4. ^ For instance G Crisson, "Negative Impedances and the Twin 21-Type Repeater", The Bell System Technical Journal, p. 492, January 1931.
5. ^ Electronics and Radio Engineering, pp 196-197, Frederick E. Terman, 1955
6. ^ Electronics and Radio Engineering, pp 212-215, Frederick E. Terman, 1955
7. ^ Linvill, J.G. (1953). "Transistor Negative-Impedance Converters". Proceedings of the IRE 41 (6): 725–729. doi:10.1109/JRPROC.1953.274251.
8. ^ Belevitch, V (1962). "Summary of the history of circuit theory". Proceedings of the IRE 50 (5): 853. doi:10.1109/JRPROC.1962.288301.
9. ^ a b RCA Tunnel Diode Manual
10. ^ J. Groszkowski (1936). "A New Electron Tube Having Negative Resistance". Proceedings of the IRE 24 (7): 1041. doi:10.1109/JRPROC.1936.228352.

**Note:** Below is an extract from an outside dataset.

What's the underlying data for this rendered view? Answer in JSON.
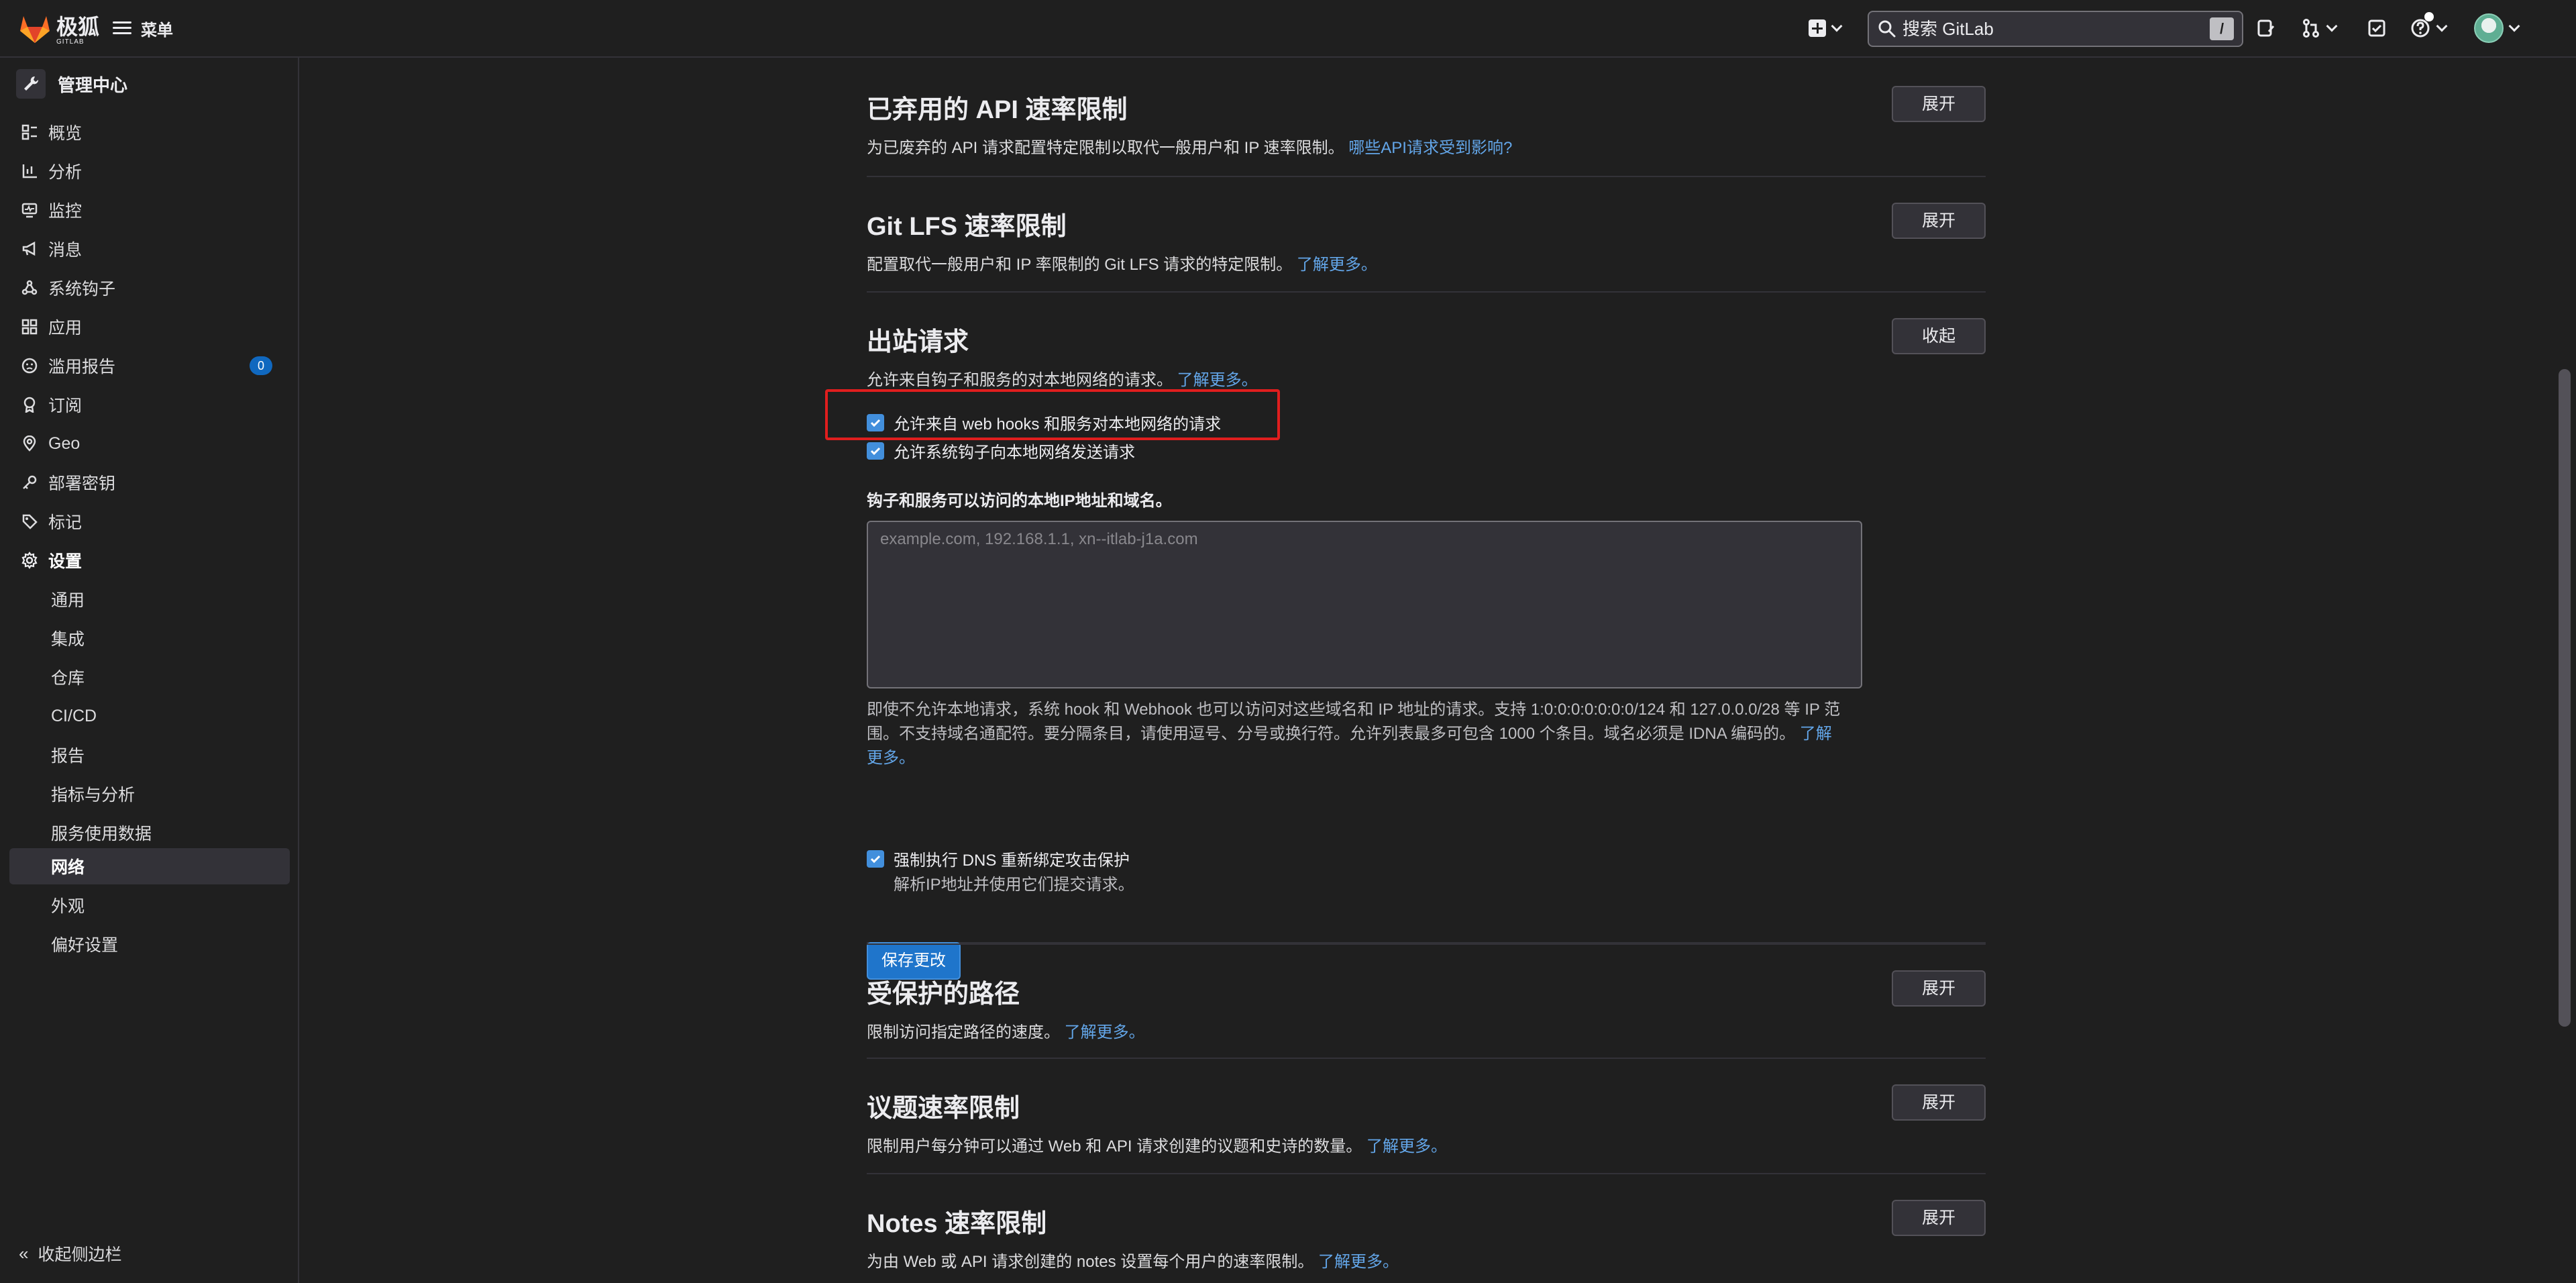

11. ^ Nyle Steiner Zinc Negative Resistance Oscillator 22 March 2001
12. ^ MacLean and Schmidt, "Voltage-sensitivity of motoneuron NMDA receptor channels is modulated by serotonin in the neonatal rat spinal cord", Journal of Neurophysiology, vol. 86, no. 3, 1 September 2001.
13. ^ Matthaei, Young, Jones Microwave Filters, Impedance-Matching Networks, and Coupling Structures, pp. 4–9, McGraw-Hill 1964.
14. ^ Solid-state microwave devices. tpub.com
15. ^ Roger L. Freeman, Radio System Design for Telecommunication, page 805, John Wiley & Sons, 2006 ISBN 0470050438.
16. ^ J. Belrose, "VLF, LF and MF antennas", in: Alan W. Rudge (ed), The Handbook of Antenna Design, Volume 2, page 612, IEE, 1983 ISBN 0906048877.
17. ^ Neil J. Boucher, The Paging Technology Handbook, p. 143, John Wiley and Sons, 1995 ISBN 0-930633-17-2
18. ^ Impedance and admittance transformations using operational amplifiers
19. ^ Consider The "Deboo" Integrator For Unipolar Noninverting Designs
20. ^ Wang, W. et al., "A Comprehensive Study on Current Source Circuits", IFMBE Proceedings, Vol 17, pp. 213–216, Springer, 2007 ISBN 3-540-73840-1 doi:10.1007/978-3-540-73841-1_57.